** Opening DATA FOR PROCESSING block **

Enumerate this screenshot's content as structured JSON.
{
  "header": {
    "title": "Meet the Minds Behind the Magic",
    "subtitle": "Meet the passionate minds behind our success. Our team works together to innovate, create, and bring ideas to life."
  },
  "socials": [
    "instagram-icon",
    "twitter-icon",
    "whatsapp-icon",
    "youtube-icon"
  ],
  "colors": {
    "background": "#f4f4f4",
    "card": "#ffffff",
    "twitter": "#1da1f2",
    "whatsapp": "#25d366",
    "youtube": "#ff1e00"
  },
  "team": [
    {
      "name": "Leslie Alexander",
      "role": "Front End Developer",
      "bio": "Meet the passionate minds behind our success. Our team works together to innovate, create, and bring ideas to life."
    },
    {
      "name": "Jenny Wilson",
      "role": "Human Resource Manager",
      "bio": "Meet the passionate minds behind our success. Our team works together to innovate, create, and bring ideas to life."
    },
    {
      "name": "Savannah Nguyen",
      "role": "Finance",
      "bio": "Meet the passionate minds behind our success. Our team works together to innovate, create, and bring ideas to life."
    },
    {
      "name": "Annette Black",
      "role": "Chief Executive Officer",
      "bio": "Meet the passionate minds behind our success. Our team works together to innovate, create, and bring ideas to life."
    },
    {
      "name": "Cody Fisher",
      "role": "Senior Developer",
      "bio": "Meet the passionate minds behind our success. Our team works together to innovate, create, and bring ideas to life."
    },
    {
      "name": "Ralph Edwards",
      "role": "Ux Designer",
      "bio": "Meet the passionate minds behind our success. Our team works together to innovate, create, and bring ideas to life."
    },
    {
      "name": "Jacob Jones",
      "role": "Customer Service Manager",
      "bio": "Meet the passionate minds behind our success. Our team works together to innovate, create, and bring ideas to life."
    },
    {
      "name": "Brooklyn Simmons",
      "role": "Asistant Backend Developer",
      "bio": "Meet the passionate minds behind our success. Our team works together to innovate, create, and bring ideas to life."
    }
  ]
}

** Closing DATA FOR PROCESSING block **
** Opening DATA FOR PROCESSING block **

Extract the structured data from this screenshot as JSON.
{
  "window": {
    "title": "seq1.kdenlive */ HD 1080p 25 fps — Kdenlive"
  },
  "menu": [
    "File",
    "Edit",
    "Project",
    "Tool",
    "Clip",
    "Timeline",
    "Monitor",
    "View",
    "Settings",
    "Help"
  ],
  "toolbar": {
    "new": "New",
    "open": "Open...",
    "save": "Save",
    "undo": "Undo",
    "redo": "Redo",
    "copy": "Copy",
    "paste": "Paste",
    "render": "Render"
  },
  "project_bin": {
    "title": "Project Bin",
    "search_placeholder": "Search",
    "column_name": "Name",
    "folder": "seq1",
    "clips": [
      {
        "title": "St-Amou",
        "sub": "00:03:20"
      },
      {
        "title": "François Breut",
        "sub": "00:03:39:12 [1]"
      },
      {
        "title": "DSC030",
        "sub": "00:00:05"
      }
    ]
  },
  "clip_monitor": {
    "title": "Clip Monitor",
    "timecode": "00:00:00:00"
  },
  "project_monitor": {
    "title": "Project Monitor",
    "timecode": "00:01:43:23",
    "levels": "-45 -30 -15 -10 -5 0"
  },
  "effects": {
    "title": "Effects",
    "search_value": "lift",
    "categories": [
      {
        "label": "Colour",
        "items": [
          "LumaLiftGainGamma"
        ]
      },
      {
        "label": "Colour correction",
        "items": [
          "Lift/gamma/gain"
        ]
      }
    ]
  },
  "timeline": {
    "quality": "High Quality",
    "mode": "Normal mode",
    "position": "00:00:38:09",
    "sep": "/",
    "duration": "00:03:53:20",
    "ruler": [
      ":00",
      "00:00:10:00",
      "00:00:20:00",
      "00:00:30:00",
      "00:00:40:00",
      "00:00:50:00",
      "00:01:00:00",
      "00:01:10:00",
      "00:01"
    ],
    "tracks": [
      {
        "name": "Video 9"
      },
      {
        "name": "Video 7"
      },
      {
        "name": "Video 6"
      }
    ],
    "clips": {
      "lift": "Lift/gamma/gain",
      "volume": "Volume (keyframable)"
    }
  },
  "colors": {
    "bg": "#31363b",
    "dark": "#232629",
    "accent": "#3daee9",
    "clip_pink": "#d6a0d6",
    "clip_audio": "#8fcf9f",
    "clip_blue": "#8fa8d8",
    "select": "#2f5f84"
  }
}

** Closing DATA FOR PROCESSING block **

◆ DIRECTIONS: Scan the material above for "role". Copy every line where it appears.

◆ EXPECTED ANSWER:
      "role": "Front End Developer",
      "role": "Human Resource Manager",
      "role": "Finance",
      "role": "Chief Executive Officer",
      "role": "Senior Developer",
      "role": "Ux Designer",
      "role": "Customer Service Manager",
      "role": "Asistant Backend Developer",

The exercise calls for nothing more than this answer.